Task description:
Would you copy out each line of the records below that includes the word "prefix"?
[Exercise materials Boundary: Start]
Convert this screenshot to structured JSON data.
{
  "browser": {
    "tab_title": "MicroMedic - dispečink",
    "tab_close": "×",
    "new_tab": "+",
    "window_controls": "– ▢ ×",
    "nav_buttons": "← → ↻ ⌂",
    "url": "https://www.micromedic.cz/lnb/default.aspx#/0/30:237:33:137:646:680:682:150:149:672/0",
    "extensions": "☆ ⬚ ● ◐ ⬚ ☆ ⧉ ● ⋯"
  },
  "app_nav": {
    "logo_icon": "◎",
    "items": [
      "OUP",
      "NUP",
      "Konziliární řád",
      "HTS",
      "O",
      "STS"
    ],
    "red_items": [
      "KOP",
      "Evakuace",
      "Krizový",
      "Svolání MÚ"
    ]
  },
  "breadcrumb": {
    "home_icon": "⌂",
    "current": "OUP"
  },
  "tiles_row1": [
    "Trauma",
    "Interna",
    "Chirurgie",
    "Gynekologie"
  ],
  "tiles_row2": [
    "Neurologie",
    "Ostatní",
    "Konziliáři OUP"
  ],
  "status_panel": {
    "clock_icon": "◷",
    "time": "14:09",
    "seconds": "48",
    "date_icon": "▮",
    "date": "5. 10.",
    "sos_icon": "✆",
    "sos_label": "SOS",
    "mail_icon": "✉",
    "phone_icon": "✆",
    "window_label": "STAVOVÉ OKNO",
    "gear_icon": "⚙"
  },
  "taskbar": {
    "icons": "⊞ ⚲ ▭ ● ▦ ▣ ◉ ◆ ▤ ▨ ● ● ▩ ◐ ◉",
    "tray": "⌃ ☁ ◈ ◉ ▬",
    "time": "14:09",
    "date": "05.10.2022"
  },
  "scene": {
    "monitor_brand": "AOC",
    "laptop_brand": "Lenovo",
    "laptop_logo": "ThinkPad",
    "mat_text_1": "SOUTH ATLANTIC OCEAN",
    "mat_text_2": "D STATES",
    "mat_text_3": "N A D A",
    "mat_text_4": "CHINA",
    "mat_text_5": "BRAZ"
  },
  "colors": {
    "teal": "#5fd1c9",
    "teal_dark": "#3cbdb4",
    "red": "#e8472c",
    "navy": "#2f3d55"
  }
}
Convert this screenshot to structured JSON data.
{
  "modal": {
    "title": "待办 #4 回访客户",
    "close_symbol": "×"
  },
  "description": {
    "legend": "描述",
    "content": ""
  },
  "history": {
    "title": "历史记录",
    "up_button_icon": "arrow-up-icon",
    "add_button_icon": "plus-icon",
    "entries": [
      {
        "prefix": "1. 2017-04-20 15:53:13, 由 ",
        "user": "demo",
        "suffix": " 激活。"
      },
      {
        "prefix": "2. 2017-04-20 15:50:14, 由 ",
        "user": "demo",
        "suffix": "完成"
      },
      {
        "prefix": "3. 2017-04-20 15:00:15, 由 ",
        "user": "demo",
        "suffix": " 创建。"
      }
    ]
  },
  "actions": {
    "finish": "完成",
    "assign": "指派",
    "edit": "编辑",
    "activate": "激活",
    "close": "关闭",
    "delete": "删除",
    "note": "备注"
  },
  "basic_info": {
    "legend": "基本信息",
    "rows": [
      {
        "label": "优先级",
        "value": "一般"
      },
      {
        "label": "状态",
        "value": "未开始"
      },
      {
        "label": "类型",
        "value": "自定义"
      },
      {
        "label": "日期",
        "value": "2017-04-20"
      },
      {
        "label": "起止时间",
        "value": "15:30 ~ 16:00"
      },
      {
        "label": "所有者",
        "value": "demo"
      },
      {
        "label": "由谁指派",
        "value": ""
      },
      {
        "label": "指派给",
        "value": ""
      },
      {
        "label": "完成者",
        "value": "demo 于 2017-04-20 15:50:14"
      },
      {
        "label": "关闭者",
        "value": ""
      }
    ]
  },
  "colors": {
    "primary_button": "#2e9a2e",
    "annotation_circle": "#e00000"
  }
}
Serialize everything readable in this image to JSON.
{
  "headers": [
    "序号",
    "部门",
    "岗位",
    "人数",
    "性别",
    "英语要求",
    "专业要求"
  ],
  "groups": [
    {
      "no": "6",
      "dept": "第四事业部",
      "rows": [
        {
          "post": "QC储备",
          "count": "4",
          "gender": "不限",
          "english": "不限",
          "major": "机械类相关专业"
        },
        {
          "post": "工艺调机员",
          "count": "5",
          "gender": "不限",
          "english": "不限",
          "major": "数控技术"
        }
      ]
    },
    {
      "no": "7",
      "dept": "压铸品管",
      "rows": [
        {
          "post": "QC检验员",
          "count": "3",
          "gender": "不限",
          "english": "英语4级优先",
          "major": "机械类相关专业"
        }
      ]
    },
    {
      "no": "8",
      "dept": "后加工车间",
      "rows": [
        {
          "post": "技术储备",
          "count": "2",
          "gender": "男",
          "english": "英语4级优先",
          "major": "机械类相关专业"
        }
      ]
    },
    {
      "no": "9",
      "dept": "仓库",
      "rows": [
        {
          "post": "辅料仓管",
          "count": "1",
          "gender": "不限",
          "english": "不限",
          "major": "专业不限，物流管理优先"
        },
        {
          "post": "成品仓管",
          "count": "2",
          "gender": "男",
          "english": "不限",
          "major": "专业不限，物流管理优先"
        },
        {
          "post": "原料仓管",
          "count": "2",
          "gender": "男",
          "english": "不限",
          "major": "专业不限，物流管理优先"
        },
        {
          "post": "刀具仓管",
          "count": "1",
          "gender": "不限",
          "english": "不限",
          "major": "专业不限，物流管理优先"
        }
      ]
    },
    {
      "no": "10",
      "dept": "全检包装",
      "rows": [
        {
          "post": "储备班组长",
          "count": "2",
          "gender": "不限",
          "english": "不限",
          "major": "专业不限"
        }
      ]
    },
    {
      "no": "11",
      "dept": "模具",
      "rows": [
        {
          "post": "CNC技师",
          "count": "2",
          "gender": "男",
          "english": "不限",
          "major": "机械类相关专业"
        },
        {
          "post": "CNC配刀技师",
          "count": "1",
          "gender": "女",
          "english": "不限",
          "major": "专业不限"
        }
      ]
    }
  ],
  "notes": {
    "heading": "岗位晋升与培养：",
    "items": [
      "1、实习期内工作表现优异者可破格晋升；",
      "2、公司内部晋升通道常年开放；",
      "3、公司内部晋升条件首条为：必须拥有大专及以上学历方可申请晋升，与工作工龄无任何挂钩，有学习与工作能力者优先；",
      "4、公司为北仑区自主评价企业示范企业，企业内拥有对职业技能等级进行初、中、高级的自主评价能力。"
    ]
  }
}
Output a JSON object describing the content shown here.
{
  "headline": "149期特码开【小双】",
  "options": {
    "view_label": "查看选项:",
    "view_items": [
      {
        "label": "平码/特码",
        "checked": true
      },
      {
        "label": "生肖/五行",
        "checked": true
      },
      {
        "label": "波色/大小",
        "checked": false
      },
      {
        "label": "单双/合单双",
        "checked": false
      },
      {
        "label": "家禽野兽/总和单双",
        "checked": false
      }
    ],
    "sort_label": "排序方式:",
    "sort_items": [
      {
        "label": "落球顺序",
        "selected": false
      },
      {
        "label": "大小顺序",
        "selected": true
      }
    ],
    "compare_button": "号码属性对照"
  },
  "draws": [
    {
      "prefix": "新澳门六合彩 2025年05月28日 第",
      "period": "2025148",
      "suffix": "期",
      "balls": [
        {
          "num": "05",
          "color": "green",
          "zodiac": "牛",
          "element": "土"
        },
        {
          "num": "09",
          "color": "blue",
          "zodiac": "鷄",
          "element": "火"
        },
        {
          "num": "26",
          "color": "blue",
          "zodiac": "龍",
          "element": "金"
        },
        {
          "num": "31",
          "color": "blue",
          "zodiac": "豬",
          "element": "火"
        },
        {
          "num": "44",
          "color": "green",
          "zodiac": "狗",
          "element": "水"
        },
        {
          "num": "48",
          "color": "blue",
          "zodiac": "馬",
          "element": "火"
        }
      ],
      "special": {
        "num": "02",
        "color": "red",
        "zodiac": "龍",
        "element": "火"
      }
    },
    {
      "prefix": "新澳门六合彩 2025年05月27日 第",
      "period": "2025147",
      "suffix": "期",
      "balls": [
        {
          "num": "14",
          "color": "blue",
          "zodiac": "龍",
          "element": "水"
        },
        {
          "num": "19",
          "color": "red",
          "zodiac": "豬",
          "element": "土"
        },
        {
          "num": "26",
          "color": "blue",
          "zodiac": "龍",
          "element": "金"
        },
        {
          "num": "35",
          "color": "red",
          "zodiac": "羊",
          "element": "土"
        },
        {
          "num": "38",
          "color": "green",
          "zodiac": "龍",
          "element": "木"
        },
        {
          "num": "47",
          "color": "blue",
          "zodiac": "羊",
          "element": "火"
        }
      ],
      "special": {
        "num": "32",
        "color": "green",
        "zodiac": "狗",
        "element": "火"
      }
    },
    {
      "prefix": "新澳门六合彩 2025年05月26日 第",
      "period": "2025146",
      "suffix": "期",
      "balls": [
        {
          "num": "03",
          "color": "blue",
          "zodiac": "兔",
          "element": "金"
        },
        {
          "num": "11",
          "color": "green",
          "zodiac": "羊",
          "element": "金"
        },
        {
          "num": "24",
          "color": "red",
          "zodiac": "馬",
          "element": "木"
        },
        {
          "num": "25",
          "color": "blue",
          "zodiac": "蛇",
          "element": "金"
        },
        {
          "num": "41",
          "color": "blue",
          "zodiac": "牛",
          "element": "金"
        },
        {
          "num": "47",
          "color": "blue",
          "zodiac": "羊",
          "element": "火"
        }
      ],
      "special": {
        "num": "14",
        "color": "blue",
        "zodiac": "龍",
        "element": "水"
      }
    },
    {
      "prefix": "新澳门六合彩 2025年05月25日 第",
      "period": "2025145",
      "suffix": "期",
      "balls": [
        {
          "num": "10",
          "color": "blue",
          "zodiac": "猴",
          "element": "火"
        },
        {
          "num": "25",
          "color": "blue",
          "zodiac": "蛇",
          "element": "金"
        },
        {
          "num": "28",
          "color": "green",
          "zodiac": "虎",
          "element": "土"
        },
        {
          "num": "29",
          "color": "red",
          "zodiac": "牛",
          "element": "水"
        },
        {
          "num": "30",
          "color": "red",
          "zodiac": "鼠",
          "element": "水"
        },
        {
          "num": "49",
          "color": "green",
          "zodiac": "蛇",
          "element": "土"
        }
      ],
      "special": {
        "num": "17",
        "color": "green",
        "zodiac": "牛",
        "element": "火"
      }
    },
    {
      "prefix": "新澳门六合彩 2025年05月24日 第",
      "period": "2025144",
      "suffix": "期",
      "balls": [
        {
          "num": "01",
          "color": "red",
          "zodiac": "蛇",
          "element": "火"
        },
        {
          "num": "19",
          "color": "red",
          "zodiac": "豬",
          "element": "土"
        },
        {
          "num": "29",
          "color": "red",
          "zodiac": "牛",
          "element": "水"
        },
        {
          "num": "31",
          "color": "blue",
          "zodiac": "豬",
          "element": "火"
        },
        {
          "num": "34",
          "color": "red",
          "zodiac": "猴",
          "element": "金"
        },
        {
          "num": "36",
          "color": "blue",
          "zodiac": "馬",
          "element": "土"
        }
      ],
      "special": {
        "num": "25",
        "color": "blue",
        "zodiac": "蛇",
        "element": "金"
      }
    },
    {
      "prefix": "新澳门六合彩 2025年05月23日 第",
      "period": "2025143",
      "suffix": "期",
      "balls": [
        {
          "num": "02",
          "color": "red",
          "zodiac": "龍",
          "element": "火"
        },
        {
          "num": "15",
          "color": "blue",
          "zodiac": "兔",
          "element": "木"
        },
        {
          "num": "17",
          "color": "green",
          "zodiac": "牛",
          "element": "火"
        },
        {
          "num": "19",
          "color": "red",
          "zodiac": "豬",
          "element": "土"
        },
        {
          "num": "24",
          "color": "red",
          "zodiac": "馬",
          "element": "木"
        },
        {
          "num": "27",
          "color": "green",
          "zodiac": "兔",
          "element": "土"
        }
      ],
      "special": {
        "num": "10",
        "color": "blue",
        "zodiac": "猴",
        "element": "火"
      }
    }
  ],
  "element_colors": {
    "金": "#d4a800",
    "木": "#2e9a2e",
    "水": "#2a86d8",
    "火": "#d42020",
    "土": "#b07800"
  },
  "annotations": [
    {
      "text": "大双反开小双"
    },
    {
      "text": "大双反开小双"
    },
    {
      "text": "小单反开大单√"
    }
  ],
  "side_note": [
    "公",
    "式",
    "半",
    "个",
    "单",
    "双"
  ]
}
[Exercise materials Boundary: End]
Response to this exercise:
        "prefix": "1. 2017-04-20 15:53:13, 由 ",
        "prefix": "2. 2017-04-20 15:50:14, 由 ",
        "prefix": "3. 2017-04-20 15:00:15, 由 ",
      "prefix": "新澳门六合彩 2025年05月28日 第",
      "prefix": "新澳门六合彩 2025年05月27日 第",
      "prefix": "新澳门六合彩 2025年05月26日 第",
      "prefix": "新澳门六合彩 2025年05月25日 第",
      "prefix": "新澳门六合彩 2025年05月24日 第",
      "prefix": "新澳门六合彩 2025年05月23日 第",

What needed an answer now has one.